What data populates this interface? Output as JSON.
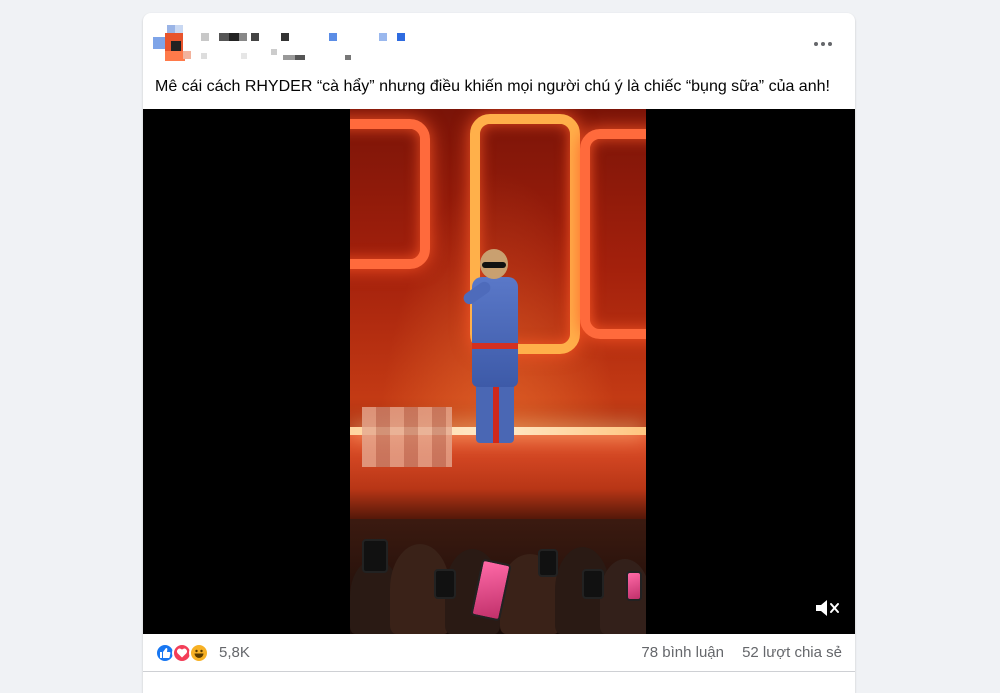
{
  "post": {
    "author_name": "",
    "caption": "Mê cái cách RHYDER “cà hẩy” nhưng điều khiến mọi người chú ý là chiếc “bụng sữa” của anh!",
    "more_icon": "more-horizontal-icon"
  },
  "video": {
    "mute_icon": "speaker-muted-icon"
  },
  "stats": {
    "reaction_icons": [
      "like-icon",
      "love-icon",
      "haha-icon"
    ],
    "reaction_count": "5,8K",
    "comments": "78 bình luận",
    "shares": "52 lượt chia sẻ"
  },
  "colors": {
    "background": "#f0f2f5",
    "card": "#ffffff",
    "like": "#1877f2",
    "love": "#f33e58",
    "haha": "#f7b125",
    "secondary_text": "#65676b"
  }
}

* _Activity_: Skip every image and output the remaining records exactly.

* _Exercise output_:
What data populates this interface? Output as JSON.
{
  "post": {
    "author_name": "",
    "caption": "Mê cái cách RHYDER “cà hẩy” nhưng điều khiến mọi người chú ý là chiếc “bụng sữa” của anh!",
    "more_icon": "more-horizontal-icon"
  },
  "video": {
    "mute_icon": "speaker-muted-icon"
  },
  "stats": {
    "reaction_icons": [
      "like-icon",
      "love-icon",
      "haha-icon"
    ],
    "reaction_count": "5,8K",
    "comments": "78 bình luận",
    "shares": "52 lượt chia sẻ"
  },
  "colors": {
    "background": "#f0f2f5",
    "card": "#ffffff",
    "like": "#1877f2",
    "love": "#f33e58",
    "haha": "#f7b125",
    "secondary_text": "#65676b"
  }
}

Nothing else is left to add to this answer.